● **ACTIVITY**: Determine how many lines in these records hold "this". Only the number is wanted.

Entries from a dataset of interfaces
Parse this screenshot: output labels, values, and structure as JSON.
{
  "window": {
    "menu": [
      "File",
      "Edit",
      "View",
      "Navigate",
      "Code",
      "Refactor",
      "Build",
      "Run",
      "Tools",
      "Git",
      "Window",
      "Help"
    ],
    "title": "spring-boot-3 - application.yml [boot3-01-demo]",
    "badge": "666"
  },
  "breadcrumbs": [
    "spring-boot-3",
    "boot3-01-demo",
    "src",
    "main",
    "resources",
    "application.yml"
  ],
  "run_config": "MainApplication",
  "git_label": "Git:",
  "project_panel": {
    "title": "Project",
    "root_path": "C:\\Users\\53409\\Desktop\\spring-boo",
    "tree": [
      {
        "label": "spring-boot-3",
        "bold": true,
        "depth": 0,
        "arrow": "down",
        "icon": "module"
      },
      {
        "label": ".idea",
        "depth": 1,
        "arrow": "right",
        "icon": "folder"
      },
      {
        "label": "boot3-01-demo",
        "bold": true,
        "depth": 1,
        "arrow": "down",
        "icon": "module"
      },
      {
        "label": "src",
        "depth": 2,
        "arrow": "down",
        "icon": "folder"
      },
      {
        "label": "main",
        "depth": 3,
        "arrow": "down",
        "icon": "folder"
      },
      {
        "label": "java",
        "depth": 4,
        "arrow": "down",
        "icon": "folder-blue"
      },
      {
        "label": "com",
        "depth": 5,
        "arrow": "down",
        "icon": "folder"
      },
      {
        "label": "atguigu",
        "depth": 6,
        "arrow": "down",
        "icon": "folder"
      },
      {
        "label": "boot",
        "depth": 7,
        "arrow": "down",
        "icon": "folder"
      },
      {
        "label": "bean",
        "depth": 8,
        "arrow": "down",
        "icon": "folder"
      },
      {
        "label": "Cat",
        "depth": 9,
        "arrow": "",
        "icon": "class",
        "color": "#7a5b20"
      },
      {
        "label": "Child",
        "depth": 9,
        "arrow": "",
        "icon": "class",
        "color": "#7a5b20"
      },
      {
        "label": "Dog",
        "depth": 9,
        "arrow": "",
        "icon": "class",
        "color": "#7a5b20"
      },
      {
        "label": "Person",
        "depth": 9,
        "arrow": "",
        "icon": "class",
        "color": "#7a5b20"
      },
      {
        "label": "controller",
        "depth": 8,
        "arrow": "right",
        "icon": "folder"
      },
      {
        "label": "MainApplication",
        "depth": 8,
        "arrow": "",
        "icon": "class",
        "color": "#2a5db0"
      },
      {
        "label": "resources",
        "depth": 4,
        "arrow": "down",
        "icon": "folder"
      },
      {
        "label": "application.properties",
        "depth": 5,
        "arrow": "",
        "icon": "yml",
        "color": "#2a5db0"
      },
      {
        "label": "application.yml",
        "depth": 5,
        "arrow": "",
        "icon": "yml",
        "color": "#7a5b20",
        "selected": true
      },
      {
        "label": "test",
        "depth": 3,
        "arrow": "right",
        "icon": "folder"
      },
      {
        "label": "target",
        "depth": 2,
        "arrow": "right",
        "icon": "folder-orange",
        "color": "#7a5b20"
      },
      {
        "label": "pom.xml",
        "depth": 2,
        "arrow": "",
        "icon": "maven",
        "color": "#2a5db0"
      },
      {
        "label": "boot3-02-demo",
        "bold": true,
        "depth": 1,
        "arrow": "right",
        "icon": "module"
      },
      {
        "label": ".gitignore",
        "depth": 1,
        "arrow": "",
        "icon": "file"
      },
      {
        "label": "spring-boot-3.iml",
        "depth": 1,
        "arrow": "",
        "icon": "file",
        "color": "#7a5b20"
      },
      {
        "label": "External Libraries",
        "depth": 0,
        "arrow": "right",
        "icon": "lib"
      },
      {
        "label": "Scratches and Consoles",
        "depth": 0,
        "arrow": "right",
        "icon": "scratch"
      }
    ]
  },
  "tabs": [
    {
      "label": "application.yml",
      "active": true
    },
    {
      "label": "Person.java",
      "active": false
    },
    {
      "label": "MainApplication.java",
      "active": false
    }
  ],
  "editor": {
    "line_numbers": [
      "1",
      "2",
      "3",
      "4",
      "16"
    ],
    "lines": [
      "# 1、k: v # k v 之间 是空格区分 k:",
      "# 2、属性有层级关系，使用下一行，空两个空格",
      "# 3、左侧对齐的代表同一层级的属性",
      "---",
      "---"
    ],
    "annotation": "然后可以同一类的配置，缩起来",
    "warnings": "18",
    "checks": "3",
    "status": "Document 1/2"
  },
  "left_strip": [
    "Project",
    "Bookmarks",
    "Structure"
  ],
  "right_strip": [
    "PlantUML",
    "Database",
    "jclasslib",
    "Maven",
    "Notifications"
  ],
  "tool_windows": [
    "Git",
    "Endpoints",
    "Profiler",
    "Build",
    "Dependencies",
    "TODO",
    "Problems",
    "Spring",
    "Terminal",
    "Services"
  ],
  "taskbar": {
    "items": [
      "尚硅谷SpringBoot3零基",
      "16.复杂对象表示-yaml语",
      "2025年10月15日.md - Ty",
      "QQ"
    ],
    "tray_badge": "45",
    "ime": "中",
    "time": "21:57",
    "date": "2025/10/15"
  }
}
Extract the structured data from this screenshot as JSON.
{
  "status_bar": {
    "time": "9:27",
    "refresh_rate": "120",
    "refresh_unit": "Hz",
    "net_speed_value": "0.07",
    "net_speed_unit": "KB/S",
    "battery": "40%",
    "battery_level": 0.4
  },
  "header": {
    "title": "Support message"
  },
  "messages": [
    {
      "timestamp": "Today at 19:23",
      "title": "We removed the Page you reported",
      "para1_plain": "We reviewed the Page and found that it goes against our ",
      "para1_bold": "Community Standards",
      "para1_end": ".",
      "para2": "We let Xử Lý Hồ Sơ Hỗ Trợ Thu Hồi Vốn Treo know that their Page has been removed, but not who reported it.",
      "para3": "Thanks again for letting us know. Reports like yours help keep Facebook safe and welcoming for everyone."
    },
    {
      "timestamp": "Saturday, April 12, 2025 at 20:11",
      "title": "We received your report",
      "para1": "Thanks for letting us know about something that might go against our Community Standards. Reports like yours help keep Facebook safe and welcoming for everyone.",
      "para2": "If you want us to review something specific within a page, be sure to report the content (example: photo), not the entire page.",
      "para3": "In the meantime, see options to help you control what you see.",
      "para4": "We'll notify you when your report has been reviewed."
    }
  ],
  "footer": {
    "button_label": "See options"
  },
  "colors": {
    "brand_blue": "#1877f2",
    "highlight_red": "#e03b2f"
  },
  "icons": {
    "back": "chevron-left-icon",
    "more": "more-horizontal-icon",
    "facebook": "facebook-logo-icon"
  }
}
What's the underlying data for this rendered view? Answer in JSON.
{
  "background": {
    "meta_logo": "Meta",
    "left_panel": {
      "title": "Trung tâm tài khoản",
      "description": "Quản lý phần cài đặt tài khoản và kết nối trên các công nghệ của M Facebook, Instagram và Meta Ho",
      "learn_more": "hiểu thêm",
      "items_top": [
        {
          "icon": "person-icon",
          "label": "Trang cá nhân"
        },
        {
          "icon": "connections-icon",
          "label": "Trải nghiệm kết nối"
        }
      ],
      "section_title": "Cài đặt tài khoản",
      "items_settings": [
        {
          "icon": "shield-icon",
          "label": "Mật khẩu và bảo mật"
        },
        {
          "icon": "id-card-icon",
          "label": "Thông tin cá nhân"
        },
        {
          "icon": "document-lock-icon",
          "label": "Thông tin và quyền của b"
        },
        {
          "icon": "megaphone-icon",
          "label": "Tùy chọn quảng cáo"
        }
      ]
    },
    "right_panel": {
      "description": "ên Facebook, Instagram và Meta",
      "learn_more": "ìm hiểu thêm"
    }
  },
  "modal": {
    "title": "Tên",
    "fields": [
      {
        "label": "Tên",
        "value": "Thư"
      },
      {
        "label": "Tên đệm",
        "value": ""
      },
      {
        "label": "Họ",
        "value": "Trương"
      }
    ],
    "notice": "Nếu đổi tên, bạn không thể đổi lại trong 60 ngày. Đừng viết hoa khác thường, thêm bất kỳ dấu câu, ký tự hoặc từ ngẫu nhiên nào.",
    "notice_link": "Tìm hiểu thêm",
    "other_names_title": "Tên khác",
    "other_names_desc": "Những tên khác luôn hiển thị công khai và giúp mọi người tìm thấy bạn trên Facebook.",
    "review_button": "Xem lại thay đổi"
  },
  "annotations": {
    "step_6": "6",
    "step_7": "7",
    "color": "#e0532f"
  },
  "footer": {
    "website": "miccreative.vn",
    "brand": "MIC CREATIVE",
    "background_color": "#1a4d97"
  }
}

● **EXERCISE RESULT**: 3